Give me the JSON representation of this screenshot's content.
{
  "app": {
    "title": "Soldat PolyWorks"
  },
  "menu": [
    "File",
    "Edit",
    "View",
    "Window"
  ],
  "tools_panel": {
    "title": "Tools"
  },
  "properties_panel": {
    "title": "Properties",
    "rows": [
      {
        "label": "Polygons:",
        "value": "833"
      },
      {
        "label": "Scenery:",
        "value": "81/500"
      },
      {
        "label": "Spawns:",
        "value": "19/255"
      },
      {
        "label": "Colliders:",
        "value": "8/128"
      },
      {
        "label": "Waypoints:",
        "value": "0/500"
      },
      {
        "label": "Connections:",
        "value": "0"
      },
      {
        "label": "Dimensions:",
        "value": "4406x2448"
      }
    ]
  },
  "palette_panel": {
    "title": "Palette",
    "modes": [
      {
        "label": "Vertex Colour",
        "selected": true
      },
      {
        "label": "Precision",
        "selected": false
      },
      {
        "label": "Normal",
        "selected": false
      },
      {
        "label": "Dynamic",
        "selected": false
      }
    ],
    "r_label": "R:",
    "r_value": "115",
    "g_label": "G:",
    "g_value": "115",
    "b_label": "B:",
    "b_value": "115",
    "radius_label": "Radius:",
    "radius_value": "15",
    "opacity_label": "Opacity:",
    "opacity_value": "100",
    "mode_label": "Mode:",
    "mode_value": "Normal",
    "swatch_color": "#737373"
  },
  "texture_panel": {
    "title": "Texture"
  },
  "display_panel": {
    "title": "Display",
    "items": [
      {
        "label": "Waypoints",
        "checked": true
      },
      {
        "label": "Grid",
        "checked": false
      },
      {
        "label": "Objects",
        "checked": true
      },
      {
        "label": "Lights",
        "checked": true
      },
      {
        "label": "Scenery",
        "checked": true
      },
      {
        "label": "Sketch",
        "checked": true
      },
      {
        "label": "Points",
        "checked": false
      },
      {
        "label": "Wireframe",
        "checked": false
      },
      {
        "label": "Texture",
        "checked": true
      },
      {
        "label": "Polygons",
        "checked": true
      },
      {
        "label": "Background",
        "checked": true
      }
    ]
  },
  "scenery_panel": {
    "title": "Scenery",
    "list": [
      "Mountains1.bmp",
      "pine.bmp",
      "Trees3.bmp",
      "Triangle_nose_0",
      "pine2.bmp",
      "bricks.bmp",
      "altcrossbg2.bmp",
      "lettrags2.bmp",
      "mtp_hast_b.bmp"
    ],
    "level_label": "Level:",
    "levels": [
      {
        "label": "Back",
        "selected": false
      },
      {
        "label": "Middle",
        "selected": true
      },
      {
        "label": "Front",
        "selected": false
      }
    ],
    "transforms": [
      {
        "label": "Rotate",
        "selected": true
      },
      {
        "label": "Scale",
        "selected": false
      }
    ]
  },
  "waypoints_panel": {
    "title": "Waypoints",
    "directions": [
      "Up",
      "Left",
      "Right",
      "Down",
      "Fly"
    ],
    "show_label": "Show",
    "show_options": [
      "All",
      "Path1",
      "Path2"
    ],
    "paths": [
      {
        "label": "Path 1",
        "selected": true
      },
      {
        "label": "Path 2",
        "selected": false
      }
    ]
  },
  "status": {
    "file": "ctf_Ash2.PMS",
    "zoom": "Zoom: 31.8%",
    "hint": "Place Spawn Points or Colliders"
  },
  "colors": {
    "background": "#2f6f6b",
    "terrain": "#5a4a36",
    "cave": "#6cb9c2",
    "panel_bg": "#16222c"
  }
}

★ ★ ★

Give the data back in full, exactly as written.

Give me the JSON representation of this screenshot's content.
{
  "app": {
    "title": "Soldat PolyWorks"
  },
  "menu": [
    "File",
    "Edit",
    "View",
    "Window"
  ],
  "tools_panel": {
    "title": "Tools"
  },
  "properties_panel": {
    "title": "Properties",
    "rows": [
      {
        "label": "Polygons:",
        "value": "833"
      },
      {
        "label": "Scenery:",
        "value": "81/500"
      },
      {
        "label": "Spawns:",
        "value": "19/255"
      },
      {
        "label": "Colliders:",
        "value": "8/128"
      },
      {
        "label": "Waypoints:",
        "value": "0/500"
      },
      {
        "label": "Connections:",
        "value": "0"
      },
      {
        "label": "Dimensions:",
        "value": "4406x2448"
      }
    ]
  },
  "palette_panel": {
    "title": "Palette",
    "modes": [
      {
        "label": "Vertex Colour",
        "selected": true
      },
      {
        "label": "Precision",
        "selected": false
      },
      {
        "label": "Normal",
        "selected": false
      },
      {
        "label": "Dynamic",
        "selected": false
      }
    ],
    "r_label": "R:",
    "r_value": "115",
    "g_label": "G:",
    "g_value": "115",
    "b_label": "B:",
    "b_value": "115",
    "radius_label": "Radius:",
    "radius_value": "15",
    "opacity_label": "Opacity:",
    "opacity_value": "100",
    "mode_label": "Mode:",
    "mode_value": "Normal",
    "swatch_color": "#737373"
  },
  "texture_panel": {
    "title": "Texture"
  },
  "display_panel": {
    "title": "Display",
    "items": [
      {
        "label": "Waypoints",
        "checked": true
      },
      {
        "label": "Grid",
        "checked": false
      },
      {
        "label": "Objects",
        "checked": true
      },
      {
        "label": "Lights",
        "checked": true
      },
      {
        "label": "Scenery",
        "checked": true
      },
      {
        "label": "Sketch",
        "checked": true
      },
      {
        "label": "Points",
        "checked": false
      },
      {
        "label": "Wireframe",
        "checked": false
      },
      {
        "label": "Texture",
        "checked": true
      },
      {
        "label": "Polygons",
        "checked": true
      },
      {
        "label": "Background",
        "checked": true
      }
    ]
  },
  "scenery_panel": {
    "title": "Scenery",
    "list": [
      "Mountains1.bmp",
      "pine.bmp",
      "Trees3.bmp",
      "Triangle_nose_0",
      "pine2.bmp",
      "bricks.bmp",
      "altcrossbg2.bmp",
      "lettrags2.bmp",
      "mtp_hast_b.bmp"
    ],
    "level_label": "Level:",
    "levels": [
      {
        "label": "Back",
        "selected": false
      },
      {
        "label": "Middle",
        "selected": true
      },
      {
        "label": "Front",
        "selected": false
      }
    ],
    "transforms": [
      {
        "label": "Rotate",
        "selected": true
      },
      {
        "label": "Scale",
        "selected": false
      }
    ]
  },
  "waypoints_panel": {
    "title": "Waypoints",
    "directions": [
      "Up",
      "Left",
      "Right",
      "Down",
      "Fly"
    ],
    "show_label": "Show",
    "show_options": [
      "All",
      "Path1",
      "Path2"
    ],
    "paths": [
      {
        "label": "Path 1",
        "selected": true
      },
      {
        "label": "Path 2",
        "selected": false
      }
    ]
  },
  "status": {
    "file": "ctf_Ash2.PMS",
    "zoom": "Zoom: 31.8%",
    "hint": "Place Spawn Points or Colliders"
  },
  "colors": {
    "background": "#2f6f6b",
    "terrain": "#5a4a36",
    "cave": "#6cb9c2",
    "panel_bg": "#16222c"
  }
}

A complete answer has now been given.